Directions for this task: When the string "European" occurs in a line of the listing below, return that line.
---------- Material for this exercise
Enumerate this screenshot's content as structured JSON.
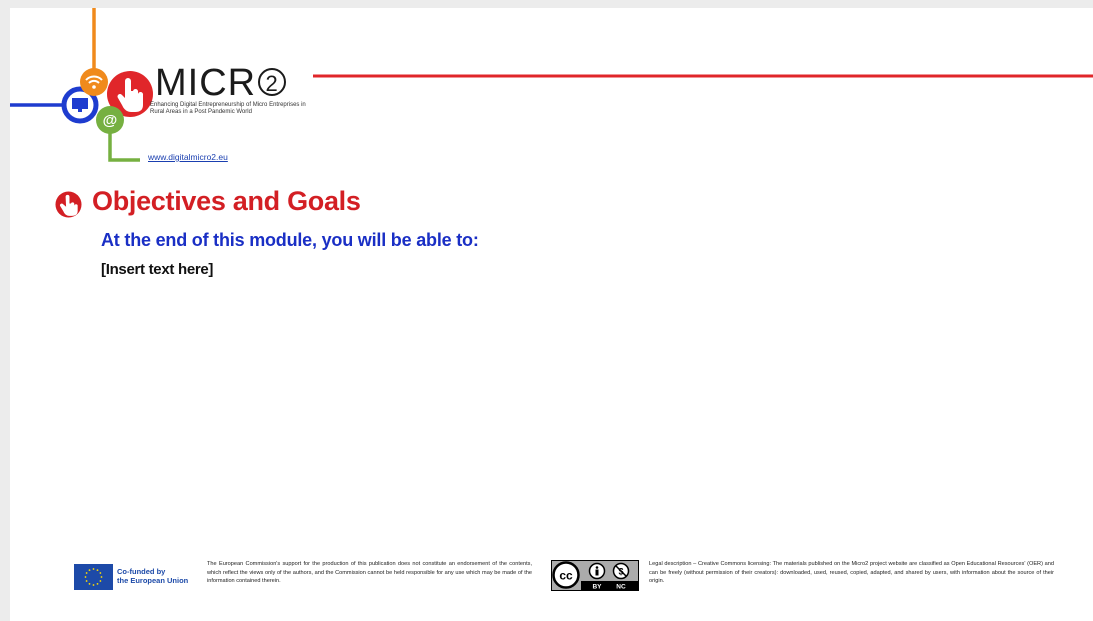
{
  "logo": {
    "wordmark": "MICR",
    "wordmark_number": "2",
    "tagline": "Enhancing Digital Entrepreneurship of Micro Entreprises in Rural Areas in a Post Pandemic World",
    "website": "www.digitalmicro2.eu",
    "colors": {
      "orange": "#f08a1c",
      "red": "#e0262a",
      "blue": "#1e3ccf",
      "green": "#76b041"
    }
  },
  "header": {
    "icon": "hand-pointer-icon",
    "title": "Objectives and Goals",
    "subtitle": "At the end of this module, you will be able to:"
  },
  "content": {
    "body": "[Insert text here]"
  },
  "footer": {
    "eu_label": "Co-funded by\nthe European Union",
    "disclaimer": "The European Commission's support for the production of this publication does not constitute an endorsement of the contents, which reflect the views only of the authors, and the Commission cannot be held responsible for any use which may be made of the information contained therein.",
    "license_badge": {
      "by": "BY",
      "nc": "NC"
    },
    "legal": "Legal description – Creative Commons licensing: The materials published on the Micro2 project website are classified as Open Educational Resources' (OER) and can be freely (without permission of their creators): downloaded, used, reused, copied, adapted, and shared by users, with information about the source of their origin."
  },
  "colors": {
    "accent_red": "#d31f24",
    "subtitle_blue": "#1a2fc5",
    "eu_blue": "#1d4aa8"
  }
}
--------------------
Result of this exercise:
    "eu_label": "Co-funded by\nthe European Union",
    "disclaimer": "The European Commission's support for the production of this publication does not constitute an endorsement of the contents, which reflect the views only of the authors, and the Commission cannot be held responsible for any use which may be made of the information contained therein.",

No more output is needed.